Ricardo Tobar, a former Chilean navy petty officer, talks to EFE in Santiago on 10 July 2023. EFE/Ailen Diaz

Chilean sailors tortured for opposing ’73 coup wait for justice

Iñaki Martinez Azpiroz

A view of navy headquarters in Valparaiso, Chile, on 18 July 2023 . EFE/Adriana Thomasa

Santiago, Aug 2 (EFE).- Dozens of Chilean sailors who tried to prevent the coup that brought dictator Augusto Pinochet to power in September 1973 continue to demand recompense for the torture and imprisonment they endured for their stand in favor of democracy and the constitution.

Naval vessels docked in Valparaiso, Chile, on 18 July 2023. EFE/Adriana Thomasa

“We were in the concentration camp until May of 1974. Until then, our families didn’t even know if we were alive,” former Petty Officer Ricardo Tobar recounted to EFE.

“The brutality with which they treated us was terrible. Afterward we went to prison to serve the sentences the armed forces imposed on us,” he said.

Tobar and his comrades were accused of belonging to a “subversive” movement within the navy for their efforts to alert the government of President Salvador Allende to coup-plotting by the military brass.

The approach of the 50th anniversary of the Sept. 11, 1973, putsch brings back painful memories for Tobar.

“After decades, you re-live everything that happened. In my case, I am receiving psychological attention for night terrors. Sleep is hard for me,” he said.

“We are healing thanks to the struggle for justice, though for now it’s a failure, because we have not achieved anything,” Tobar adds.

Historian Jorge Magasich said that in 1973, most naval officers were “extreme right” and sympathetic to the idea of a coup, while the majority of the lower ranks either supported Allende’s Socialist government or identified as “constitutionalists.”

“From Salvador Allende’s victory in 1970, acts contrary to the government increased among the officers,” he told EFE.

In mid-1973, Tobar and his comrades stationed in the port city of Valparaiso, the site of navy headquarters, came to believe that the military intended to move against Allende on Aug. 8 and they relayed their suspicions to representatives of leftist parties.

Though Aug. 8 came and went without a coup, Magasich said that the threat of a military uprising on that day was real.

The naval high command ordered the anti-coup sailors arrested to prevent their posing resistance when the actual putsch came in September.

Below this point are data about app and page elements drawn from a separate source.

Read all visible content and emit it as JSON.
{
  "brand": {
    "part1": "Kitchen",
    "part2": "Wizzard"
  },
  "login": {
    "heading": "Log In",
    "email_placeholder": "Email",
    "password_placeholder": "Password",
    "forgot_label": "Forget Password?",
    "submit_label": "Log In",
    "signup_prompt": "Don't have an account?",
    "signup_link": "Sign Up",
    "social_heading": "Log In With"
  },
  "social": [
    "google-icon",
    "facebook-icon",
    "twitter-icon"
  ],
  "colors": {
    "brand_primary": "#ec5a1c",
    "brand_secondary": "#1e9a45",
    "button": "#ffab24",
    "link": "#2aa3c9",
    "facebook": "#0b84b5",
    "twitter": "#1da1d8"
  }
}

Many of the sailors were locked up at the prison in Valparaiso, which would become a center of systematic torture in the weeks following Sept. 11.

“There were civilians among the detainees. Professionals, physicians, who helped us psychologically to restore our morale after the abuses. It was terrible,” Tobar said.

One day, he said, “they put us up against the wall and fired guns and one didn’t know if one was alive or dead.”

The sailors, according to Magasich, were tortured to confess to involvement in a non-existent plan by the Allende government to abolish democracy.

“It was an invention to justify the military mutiny in September,” the historian said.

For the last 15 years, the sailors have been pursuing their tormentors through the legal system, but the process is slow and the elderly defendants may escape justice as a result of “biological impunity,” plaintiffs’ counsel Magdalena Garces told EFE.

“The navy has been difficult to investigate,” she said. “They have always protected their people. Besides, this case is politically complicated, because it certifies that they began the systemic torture against their own people under democracy.”

While Tobar wants the Chilean state to acknowledge the wrong done to him and the other sailors, he also wants “concrete” reparations.

“We were expelled from our military careers when we were on a good path. Recognizing the maximum rank we would have reached, and have payment commensurate with that position, would be a way of doing justice,” he said.

EFE ima/dr